The first half of the symposium consisted of two keynote speeches delivered by Dr. Sho Kawata, head of psychiatry at Ikoi-no-Ie Hospital, and by chief clinical psychologist Katsuhiko Kubo of the same hospital. Based on their expertise in treating psychopathological and non-psychopathological illnesses, respectively, they offered advice on how to care for socially withdrawn people. The second half took the form of a panel discussion, with these doctors, as well as steering committee member Kazuhito Wakasa from Hinokishin School, serving as the panelists.
The symposium drew some 500 people–twice as many as this event had originally been planned for–who listened attentively to the presentations and discussions, hoping to gain tips on how to help socially withdrawn people and their families as part of their salvation work.
To commence the panel discussion, Mr. Wakasa shared some of the experiences he had in caring for socially withdrawn children. Besides being Sento Branch Church’s head minister, he has over the past six years been involved in juvenile issues in his capacity as a foster parent belonging to Tokyo Prefecture’s foster family association.
Following this, questions were raised by members of the audience. In response to a question about how one could separate psychopathological and non-psychopathological conditions, Dr. Kawata said that a psychopathological condition involves disorders of the self, whereas non-psychopathological illnesses are conditions where the self remains more or less undamaged but that still involve suffering from fears, anxieties, and worries.
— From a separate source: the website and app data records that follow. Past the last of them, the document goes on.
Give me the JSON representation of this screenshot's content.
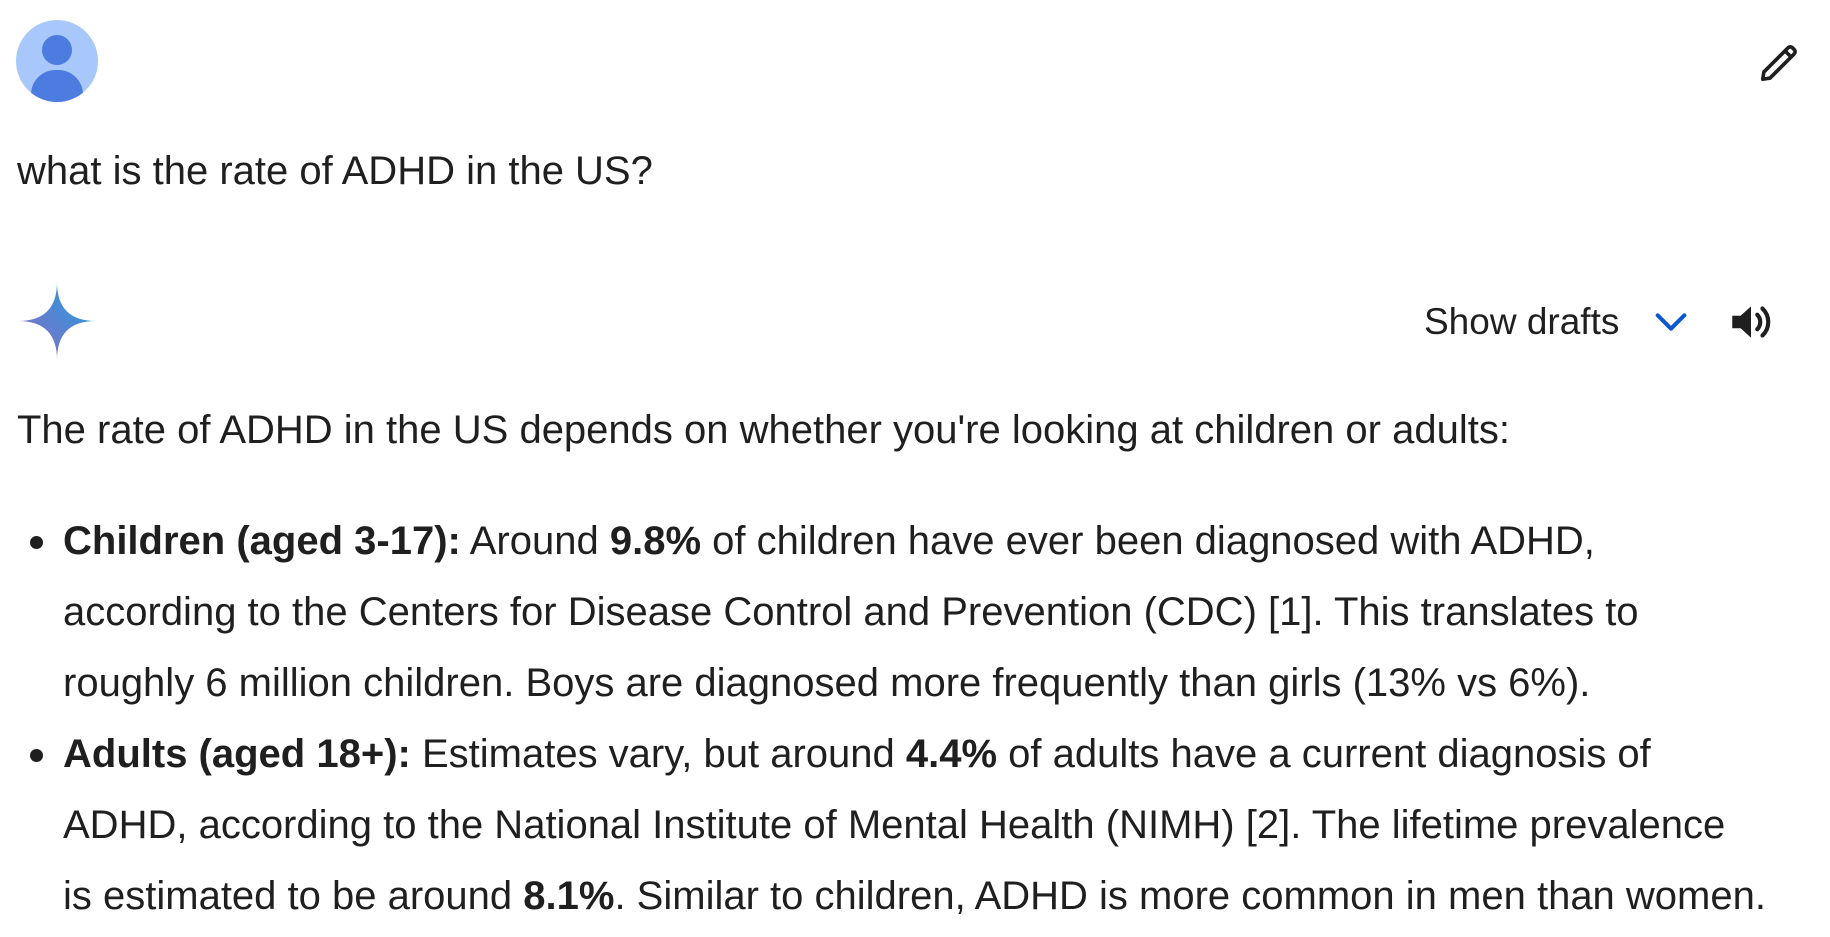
{
  "user": {
    "query": "what is the rate of ADHD in the US?",
    "avatar_icon": "user-avatar-icon",
    "edit_icon": "pencil-icon"
  },
  "response": {
    "logo_icon": "gemini-spark-icon",
    "show_drafts_label": "Show drafts",
    "chevron_icon": "chevron-down-icon",
    "speaker_icon": "speaker-icon",
    "intro": "The rate of ADHD in the US depends on whether you're looking at children or adults:",
    "bullets": [
      {
        "heading": "Children (aged 3-17):",
        "line1_a": " Around ",
        "stat1": "9.8%",
        "line1_b": " of children have ever been diagnosed with ADHD,",
        "line2": "according to the Centers for Disease Control and Prevention (CDC) [1]. This translates to",
        "line3": "roughly 6 million children. Boys are diagnosed more frequently than girls (13% vs 6%)."
      },
      {
        "heading": "Adults (aged 18+):",
        "line1_a": " Estimates vary, but around ",
        "stat1": "4.4%",
        "line1_b": " of adults have a current diagnosis of",
        "line2": "ADHD, according to the National Institute of Mental Health (NIMH) [2]. The lifetime prevalence",
        "line3_a": "is estimated to be around ",
        "stat2": "8.1%",
        "line3_b": ". Similar to children, ADHD is more common in men than women."
      }
    ]
  },
  "colors": {
    "accent_blue": "#0b57d0",
    "avatar_bg": "#a8c7fa",
    "avatar_fg": "#4c7ce0",
    "text": "#1f1f1f"
  }
}
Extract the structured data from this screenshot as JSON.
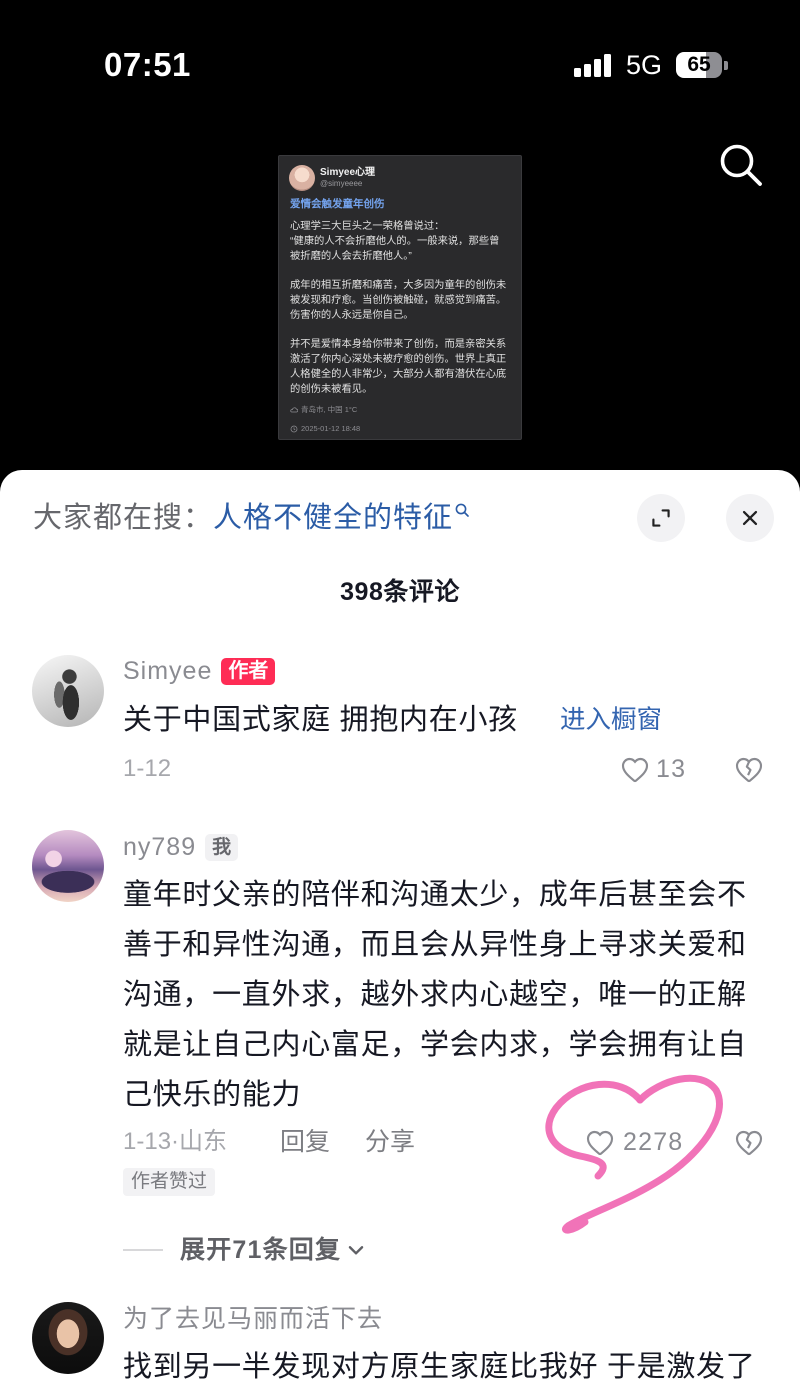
{
  "status_bar": {
    "time": "07:51",
    "network": "5G",
    "battery": "65"
  },
  "icons": {
    "top_search": "search-icon",
    "suggestion_search": "search-icon",
    "expand": "expand-icon",
    "close": "close-icon",
    "like": "heart-icon",
    "dislike": "broken-heart-icon",
    "expand_replies": "chevron-down-icon",
    "post_location": "location-icon",
    "post_time": "clock-icon"
  },
  "colors": {
    "brand_red": "#fe2c55",
    "link_blue": "#2b5ca6",
    "annotation_pink": "#f06cb4",
    "text_primary": "#161823",
    "text_secondary": "#8a8b91"
  },
  "post_card": {
    "author_name": "Simyee心理",
    "author_handle": "@simyeeee",
    "title": "爱情会触发童年创伤",
    "paragraphs": [
      [
        "心理学三大巨头之一荣格曾说过：",
        "“健康的人不会折磨他人的。一般来说，那些曾",
        "被折磨的人会去折磨他人。”"
      ],
      [
        "成年的相互折磨和痛苦，大多因为童年的创伤未",
        "被发现和疗愈。当创伤被触碰，就感觉到痛苦。",
        "伤害你的人永远是你自己。"
      ],
      [
        "并不是爱情本身给你带来了创伤，而是亲密关系",
        "激活了你内心深处未被疗愈的创伤。世界上真正",
        "人格健全的人非常少，大部分人都有潜伏在心底",
        "的创伤未被看见。"
      ]
    ],
    "location": "青岛市, 中国 1°C",
    "timestamp": "2025-01-12 18:48"
  },
  "comments_panel": {
    "search_prompt_label": "大家都在搜：",
    "search_suggestion": "人格不健全的特征",
    "comment_count_label": "398条评论",
    "comments": [
      {
        "user": "Simyee",
        "badge": "作者",
        "text": "关于中国式家庭 拥抱内在小孩",
        "link": "进入橱窗",
        "date": "1-12",
        "likes": "13"
      },
      {
        "user": "ny789",
        "badge": "我",
        "text": "童年时父亲的陪伴和沟通太少，成年后甚至会不善于和异性沟通，而且会从异性身上寻求关爱和沟通，一直外求，越外求内心越空，唯一的正解就是让自己内心富足，学会内求，学会拥有让自己快乐的能力",
        "date_location": "1-13·山东",
        "reply_label": "回复",
        "share_label": "分享",
        "likes": "2278",
        "author_liked_badge": "作者赞过",
        "expand_replies_label": "展开71条回复"
      },
      {
        "user": "为了去见马丽而活下去",
        "text": "找到另一半发现对方原生家庭比我好 于是激发了"
      }
    ]
  }
}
He also said that the long-term use of medications could control severe symptoms.
Responding to a question as to how to help someone whose social withdrawal began with refusal to go to school and whose family members are unable to accept this situation, clinical psychologist Kubo said that the important thing in working with such students is, not to try to get them to go to school, but to help them to connect with their parents, society at large, and specialized organizations. He said that while it is obviously important for parents to maintain communication with such children so as to show that they truly care for them, cases where the parent-child relationship is strained may also require the involvement of a third party–a role that could well be played by those engaged in salvation work.
Mr. Wakasa responded to a questioner who had recently been approached by parents with a socially withdrawn son and who wanted to know what sort of involvement might be appropriate for a follower. “Our first inclination,” he said, “may be to ask those people to change certain aspects of their lives. What is even more important, however, is to first help bring a sense of relief and peace of mind to them, for instance, by telling them, ‘It’s okay.’ This will allow us to be more effectively involved. . . . [As for concrete steps,] one thing we can do is to have all the three parties make some promise–for example, the son might promise to get up in the morning even if he is not going to school. The parents can also make some such promise, and our own promise might be to visit them every day. This can help the son enhance his sense of responsibility as well as serve to create a sense of unity among the three parties involved, thereby increasing the family’s trust in us.”